--- LISTED RECORDS Enclosed Below ---

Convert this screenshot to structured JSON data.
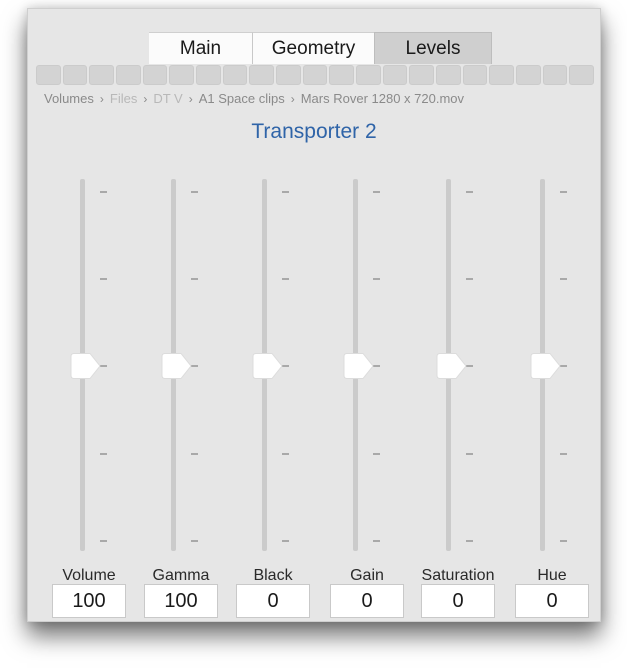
{
  "tabs": [
    {
      "label": "Main",
      "selected": false
    },
    {
      "label": "Geometry",
      "selected": false
    },
    {
      "label": "Levels",
      "selected": true
    }
  ],
  "breadcrumb": [
    {
      "label": "Volumes",
      "faded": false
    },
    {
      "label": "Files",
      "faded": true
    },
    {
      "label": "DT V",
      "faded": true
    },
    {
      "label": "A1 Space clips",
      "faded": false
    },
    {
      "label": "Mars Rover 1280 x 720.mov",
      "faded": false
    }
  ],
  "breadcrumb_separator": "›",
  "title": "Transporter 2",
  "title_color": "#2f64a8",
  "sliders": [
    {
      "label": "Volume",
      "value": "100",
      "position_fraction": 0.5
    },
    {
      "label": "Gamma",
      "value": "100",
      "position_fraction": 0.5
    },
    {
      "label": "Black",
      "value": "0",
      "position_fraction": 0.5
    },
    {
      "label": "Gain",
      "value": "0",
      "position_fraction": 0.5
    },
    {
      "label": "Saturation",
      "value": "0",
      "position_fraction": 0.5
    },
    {
      "label": "Hue",
      "value": "0",
      "position_fraction": 0.5
    }
  ],
  "tick_count": 5
}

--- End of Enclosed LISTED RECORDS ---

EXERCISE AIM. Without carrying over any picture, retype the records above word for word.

ANSWER TO THE EXERCISE.
Convert this screenshot to structured JSON data.
{
  "tabs": [
    {
      "label": "Main",
      "selected": false
    },
    {
      "label": "Geometry",
      "selected": false
    },
    {
      "label": "Levels",
      "selected": true
    }
  ],
  "breadcrumb": [
    {
      "label": "Volumes",
      "faded": false
    },
    {
      "label": "Files",
      "faded": true
    },
    {
      "label": "DT V",
      "faded": true
    },
    {
      "label": "A1 Space clips",
      "faded": false
    },
    {
      "label": "Mars Rover 1280 x 720.mov",
      "faded": false
    }
  ],
  "breadcrumb_separator": "›",
  "title": "Transporter 2",
  "title_color": "#2f64a8",
  "sliders": [
    {
      "label": "Volume",
      "value": "100",
      "position_fraction": 0.5
    },
    {
      "label": "Gamma",
      "value": "100",
      "position_fraction": 0.5
    },
    {
      "label": "Black",
      "value": "0",
      "position_fraction": 0.5
    },
    {
      "label": "Gain",
      "value": "0",
      "position_fraction": 0.5
    },
    {
      "label": "Saturation",
      "value": "0",
      "position_fraction": 0.5
    },
    {
      "label": "Hue",
      "value": "0",
      "position_fraction": 0.5
    }
  ],
  "tick_count": 5
}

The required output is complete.